## About this exercise
State how many lines of the entries hold the string "into", and nothing more.

◆ ◆ ◆ ◆ ◆

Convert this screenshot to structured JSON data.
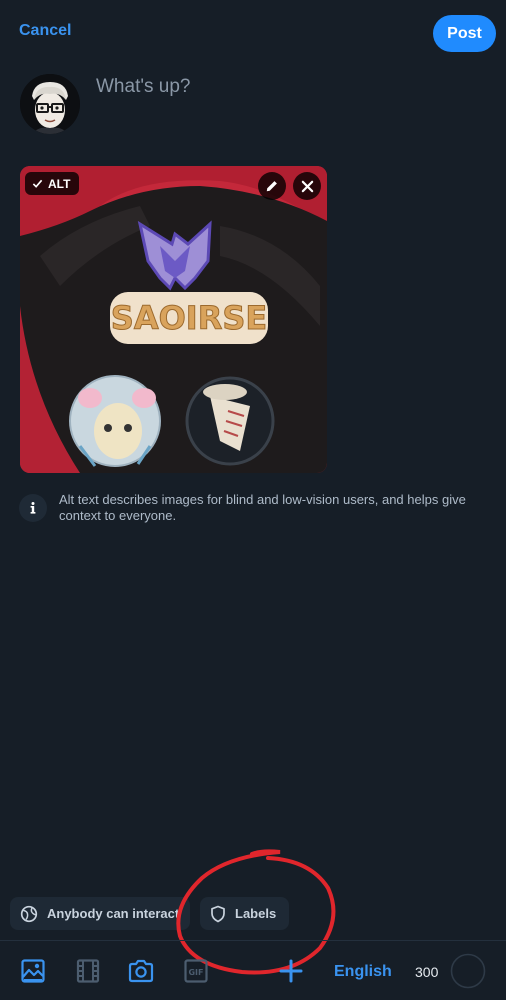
{
  "header": {
    "cancel_label": "Cancel",
    "post_label": "Post"
  },
  "composer": {
    "placeholder": "What's up?",
    "avatar_icon": "avatar-illustration"
  },
  "image": {
    "alt_badge_label": "ALT",
    "alt_check_icon": "check-icon",
    "edit_icon": "pencil-icon",
    "remove_icon": "close-icon",
    "content_icon": "photo-of-pins-on-bag",
    "pin_text": "SAOIRSE"
  },
  "info": {
    "icon": "info-icon",
    "text": "Alt text describes images for blind and low-vision users, and helps give context to everyone."
  },
  "chips": {
    "interaction_label": "Anybody can interact",
    "interaction_icon": "globe-icon",
    "labels_label": "Labels",
    "labels_icon": "shield-icon"
  },
  "toolbar": {
    "gallery_icon": "image-icon",
    "video_icon": "film-icon",
    "camera_icon": "camera-icon",
    "gif_icon": "gif-icon",
    "gif_text": "GIF",
    "add_icon": "plus-icon",
    "language_label": "English",
    "char_count": "300",
    "char_progress": 0
  },
  "colors": {
    "background": "#161e27",
    "accent": "#208bfe",
    "link": "#3a93ef",
    "annotation": "#e0262c"
  }
}
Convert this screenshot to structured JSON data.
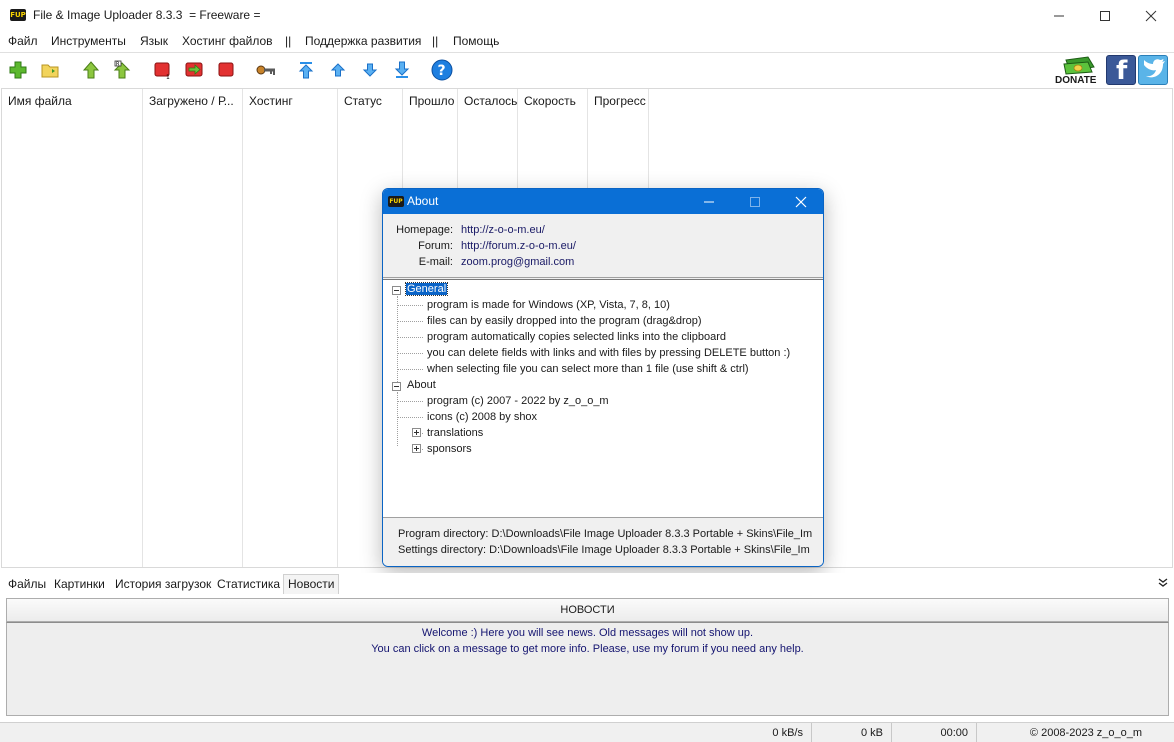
{
  "window": {
    "title": "File & Image Uploader 8.3.3  = Freeware =",
    "logo_text": "FUP"
  },
  "menu": {
    "items": [
      "Файл",
      "Инструменты",
      "Язык",
      "Хостинг файлов",
      "||",
      "Поддержка развития",
      "||",
      "Помощь"
    ]
  },
  "toolbar": {
    "icons": [
      "add-icon",
      "open-folder-icon",
      "upload-icon",
      "upload-all-icon",
      "stop-icon",
      "next-icon",
      "stop-all-icon",
      "keys-icon",
      "move-top-icon",
      "move-up-icon",
      "move-down-icon",
      "move-bottom-icon",
      "help-icon"
    ],
    "donate_label": "DONATE",
    "facebook_label": "f"
  },
  "filelist": {
    "columns": [
      "Имя файла",
      "Загружено / Р...",
      "Хостинг",
      "Статус",
      "Прошло",
      "Осталось",
      "Скорость",
      "Прогресс"
    ]
  },
  "about": {
    "title": "About",
    "logo_text": "FUP",
    "info": [
      {
        "label": "Homepage:",
        "value": "http://z-o-o-m.eu/"
      },
      {
        "label": "Forum:",
        "value": "http://forum.z-o-o-m.eu/"
      },
      {
        "label": "E-mail:",
        "value": "zoom.prog@gmail.com"
      }
    ],
    "tree": {
      "general": "General",
      "general_items": [
        "program is made for Windows (XP, Vista, 7, 8, 10)",
        "files can by easily dropped into the program (drag&drop)",
        "program automatically copies selected links into the clipboard",
        "you can delete fields with links and with files by pressing DELETE button :)",
        "when selecting file you can select more than 1 file (use shift & ctrl)"
      ],
      "about": "About",
      "about_items": [
        "program (c) 2007 - 2022 by z_o_o_m",
        "icons (c) 2008 by shox",
        "translations",
        "sponsors"
      ]
    },
    "program_dir": "Program directory: D:\\Downloads\\File  Image Uploader 8.3.3 Portable + Skins\\File_Im",
    "settings_dir": "Settings directory: D:\\Downloads\\File  Image Uploader 8.3.3 Portable + Skins\\File_Im"
  },
  "tabs": {
    "items": [
      "Файлы",
      "Картинки",
      "История загрузок",
      "Статистика",
      "Новости"
    ],
    "active": "Новости"
  },
  "news": {
    "header": "НОВОСТИ",
    "line1": "Welcome :) Here you will see news. Old messages will not show up.",
    "line2": "You can click on a message to get more info. Please, use my forum if you need any help."
  },
  "status": {
    "speed": "0 kB/s",
    "size": "0 kB",
    "time": "00:00",
    "copyright": "© 2008-2023 z_o_o_m"
  }
}
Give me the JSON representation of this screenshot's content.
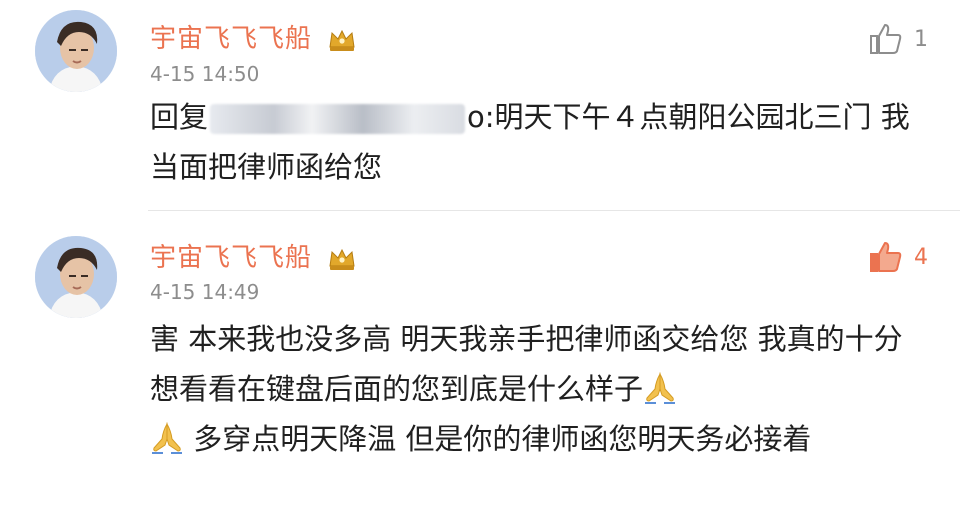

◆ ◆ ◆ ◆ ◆

## Solved problem
2